While the emerging markets are pumping billions into expanding their infrastructure, the United States is falling behind. That’s part of the reason infrastructure companies and exchange traded funds (ETFs) are doing much better with overseas exposure.
The McKinsey Institute recently contended that America’s poor infrastructure is impeding economic development while other countries speed ahead, reports Eric Jaffe for Infrastructurist.
Justin Lin, the top economist at the World Bank, concurs, stating that the United States would do well by catching up to China’s infrastructure commitments. China averaged 9.6% economic growth from 1979 to 2002 after quintupling the size of its highway system.
Has that been borne out in ETF performance? iShares S&P Global Infrastructure (NYSEArca: IGF), which has a 24% allocation to the United States, and SPDR FTSE/Macquarie Global Infrastructure (NYSEArca: GII), which has a 40% allocation to domestic companies, are up about 11% and 7% in the last six months, respectively.
PowerShares Global Emerging Markets Infrastructure Portfolio (NYSEArca: PXR) and iShares S&P Emerging Markets Infrastructure Index Fund (NYSEArca: EMIF) have fared better: PXR is up 17% in the last six months, and EMIF is up 12.1%.
You have to wonder what the long-term cost will be for both ETFs and our own economy if we don’t start investing in infrastructure the way may emerging markets have begun to.

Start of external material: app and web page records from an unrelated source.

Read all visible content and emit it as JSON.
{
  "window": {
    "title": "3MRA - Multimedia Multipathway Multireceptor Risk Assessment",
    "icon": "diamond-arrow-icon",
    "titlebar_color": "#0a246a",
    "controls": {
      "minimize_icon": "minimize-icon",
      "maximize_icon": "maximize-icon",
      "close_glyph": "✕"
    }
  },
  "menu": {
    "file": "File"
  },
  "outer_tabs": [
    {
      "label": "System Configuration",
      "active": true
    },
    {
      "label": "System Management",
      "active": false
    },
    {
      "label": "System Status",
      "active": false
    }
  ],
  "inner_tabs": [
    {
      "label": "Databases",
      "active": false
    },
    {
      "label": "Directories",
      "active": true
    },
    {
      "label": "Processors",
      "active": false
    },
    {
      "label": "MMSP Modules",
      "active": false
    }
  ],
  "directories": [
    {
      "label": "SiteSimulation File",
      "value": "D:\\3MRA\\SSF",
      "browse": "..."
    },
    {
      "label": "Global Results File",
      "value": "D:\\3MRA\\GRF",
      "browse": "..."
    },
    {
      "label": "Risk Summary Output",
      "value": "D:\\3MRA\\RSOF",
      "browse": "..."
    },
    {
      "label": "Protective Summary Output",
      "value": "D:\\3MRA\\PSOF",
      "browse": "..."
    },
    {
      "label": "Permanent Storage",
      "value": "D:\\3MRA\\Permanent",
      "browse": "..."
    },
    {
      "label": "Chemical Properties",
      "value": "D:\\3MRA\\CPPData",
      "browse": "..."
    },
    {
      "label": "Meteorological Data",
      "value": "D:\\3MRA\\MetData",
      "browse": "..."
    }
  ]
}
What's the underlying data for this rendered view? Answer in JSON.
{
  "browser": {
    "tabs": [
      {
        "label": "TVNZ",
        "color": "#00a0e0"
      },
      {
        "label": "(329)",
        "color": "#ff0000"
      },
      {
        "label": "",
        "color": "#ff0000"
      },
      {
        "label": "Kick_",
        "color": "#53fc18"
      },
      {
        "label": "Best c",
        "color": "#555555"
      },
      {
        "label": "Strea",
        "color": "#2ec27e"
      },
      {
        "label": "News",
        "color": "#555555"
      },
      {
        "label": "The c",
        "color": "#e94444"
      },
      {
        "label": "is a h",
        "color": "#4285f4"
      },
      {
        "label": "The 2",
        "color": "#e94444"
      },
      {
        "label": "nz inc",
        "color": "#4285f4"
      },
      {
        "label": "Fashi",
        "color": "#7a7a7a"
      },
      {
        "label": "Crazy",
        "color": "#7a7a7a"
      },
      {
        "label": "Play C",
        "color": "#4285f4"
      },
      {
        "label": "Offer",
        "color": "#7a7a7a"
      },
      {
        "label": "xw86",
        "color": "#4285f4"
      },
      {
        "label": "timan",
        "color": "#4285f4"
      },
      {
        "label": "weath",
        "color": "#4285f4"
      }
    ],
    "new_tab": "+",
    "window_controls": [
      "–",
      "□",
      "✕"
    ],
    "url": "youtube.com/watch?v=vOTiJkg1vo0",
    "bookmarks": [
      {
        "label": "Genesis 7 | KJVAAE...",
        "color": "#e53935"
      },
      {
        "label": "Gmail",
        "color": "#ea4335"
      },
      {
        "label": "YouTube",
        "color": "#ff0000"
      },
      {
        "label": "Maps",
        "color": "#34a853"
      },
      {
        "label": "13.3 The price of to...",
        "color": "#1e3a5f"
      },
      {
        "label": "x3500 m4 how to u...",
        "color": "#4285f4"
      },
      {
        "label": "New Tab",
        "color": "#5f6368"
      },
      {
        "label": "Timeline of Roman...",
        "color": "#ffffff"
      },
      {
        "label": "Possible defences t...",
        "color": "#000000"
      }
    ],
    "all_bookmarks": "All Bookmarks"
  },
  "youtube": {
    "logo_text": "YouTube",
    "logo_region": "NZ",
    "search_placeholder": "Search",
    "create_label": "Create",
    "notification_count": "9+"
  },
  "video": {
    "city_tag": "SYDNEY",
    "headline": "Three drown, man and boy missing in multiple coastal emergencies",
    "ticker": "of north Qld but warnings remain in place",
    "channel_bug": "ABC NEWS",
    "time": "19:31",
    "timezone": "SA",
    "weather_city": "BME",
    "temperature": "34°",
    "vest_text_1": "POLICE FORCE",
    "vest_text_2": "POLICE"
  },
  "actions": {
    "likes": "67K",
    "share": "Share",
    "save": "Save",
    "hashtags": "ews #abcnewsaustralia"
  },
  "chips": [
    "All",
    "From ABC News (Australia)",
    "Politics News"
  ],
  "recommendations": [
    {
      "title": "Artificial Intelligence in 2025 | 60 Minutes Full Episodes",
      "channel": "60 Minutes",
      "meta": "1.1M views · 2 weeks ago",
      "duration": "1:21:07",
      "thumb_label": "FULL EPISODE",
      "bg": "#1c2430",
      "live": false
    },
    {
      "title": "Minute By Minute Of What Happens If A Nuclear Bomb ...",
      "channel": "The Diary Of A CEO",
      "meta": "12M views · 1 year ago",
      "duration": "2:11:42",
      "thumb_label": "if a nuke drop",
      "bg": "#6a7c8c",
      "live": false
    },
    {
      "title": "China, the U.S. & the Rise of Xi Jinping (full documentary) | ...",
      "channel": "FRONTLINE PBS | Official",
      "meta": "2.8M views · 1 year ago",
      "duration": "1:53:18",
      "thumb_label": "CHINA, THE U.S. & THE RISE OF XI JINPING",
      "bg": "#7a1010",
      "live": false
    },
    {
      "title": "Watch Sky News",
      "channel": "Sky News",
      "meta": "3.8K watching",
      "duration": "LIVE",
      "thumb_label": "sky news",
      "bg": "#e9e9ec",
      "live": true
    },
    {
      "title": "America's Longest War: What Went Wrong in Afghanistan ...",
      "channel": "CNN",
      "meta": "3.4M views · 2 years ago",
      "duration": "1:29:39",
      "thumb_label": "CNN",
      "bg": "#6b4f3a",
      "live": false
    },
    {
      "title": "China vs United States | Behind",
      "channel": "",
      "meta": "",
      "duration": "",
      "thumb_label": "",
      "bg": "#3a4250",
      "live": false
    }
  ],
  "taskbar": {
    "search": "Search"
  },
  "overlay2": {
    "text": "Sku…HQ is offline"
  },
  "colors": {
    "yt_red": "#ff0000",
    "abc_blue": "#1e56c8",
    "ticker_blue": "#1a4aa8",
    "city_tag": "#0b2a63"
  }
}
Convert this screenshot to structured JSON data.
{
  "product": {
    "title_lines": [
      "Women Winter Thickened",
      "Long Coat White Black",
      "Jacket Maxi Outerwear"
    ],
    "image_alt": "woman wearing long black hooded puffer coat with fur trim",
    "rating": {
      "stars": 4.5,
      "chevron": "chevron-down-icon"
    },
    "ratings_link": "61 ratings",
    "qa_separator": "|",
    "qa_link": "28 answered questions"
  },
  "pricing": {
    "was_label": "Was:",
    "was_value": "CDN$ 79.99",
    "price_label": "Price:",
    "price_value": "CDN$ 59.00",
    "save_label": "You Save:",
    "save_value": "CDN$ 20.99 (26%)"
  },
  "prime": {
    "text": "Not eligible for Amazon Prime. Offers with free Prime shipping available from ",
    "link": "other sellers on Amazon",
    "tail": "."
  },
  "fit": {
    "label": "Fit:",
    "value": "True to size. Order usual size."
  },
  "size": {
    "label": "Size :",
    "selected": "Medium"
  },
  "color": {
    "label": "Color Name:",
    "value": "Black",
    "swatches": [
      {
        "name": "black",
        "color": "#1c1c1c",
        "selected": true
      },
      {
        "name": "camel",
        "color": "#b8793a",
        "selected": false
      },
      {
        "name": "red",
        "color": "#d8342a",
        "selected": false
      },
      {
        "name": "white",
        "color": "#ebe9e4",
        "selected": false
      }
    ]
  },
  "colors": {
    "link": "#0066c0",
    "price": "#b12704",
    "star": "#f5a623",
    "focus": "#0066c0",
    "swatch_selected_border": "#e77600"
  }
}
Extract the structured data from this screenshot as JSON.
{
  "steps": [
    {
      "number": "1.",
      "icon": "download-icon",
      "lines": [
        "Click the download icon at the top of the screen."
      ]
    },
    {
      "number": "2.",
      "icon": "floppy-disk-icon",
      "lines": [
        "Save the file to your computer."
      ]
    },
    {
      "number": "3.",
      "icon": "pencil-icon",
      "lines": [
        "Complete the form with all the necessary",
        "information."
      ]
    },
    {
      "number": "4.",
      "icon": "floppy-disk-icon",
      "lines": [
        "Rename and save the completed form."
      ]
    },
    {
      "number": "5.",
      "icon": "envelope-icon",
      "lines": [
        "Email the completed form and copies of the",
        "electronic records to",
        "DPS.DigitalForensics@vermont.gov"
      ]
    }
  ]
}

Mary Meeker, financial analyst at Morgan Stanley, has pointed out that the United States is spending less on productive investments, like infrastructure, technology and education, and more government money is put in areas of preservation, such as health care, for an aging population, which has lead to a loss of our innovative edge.
Max Chen contributed to this article.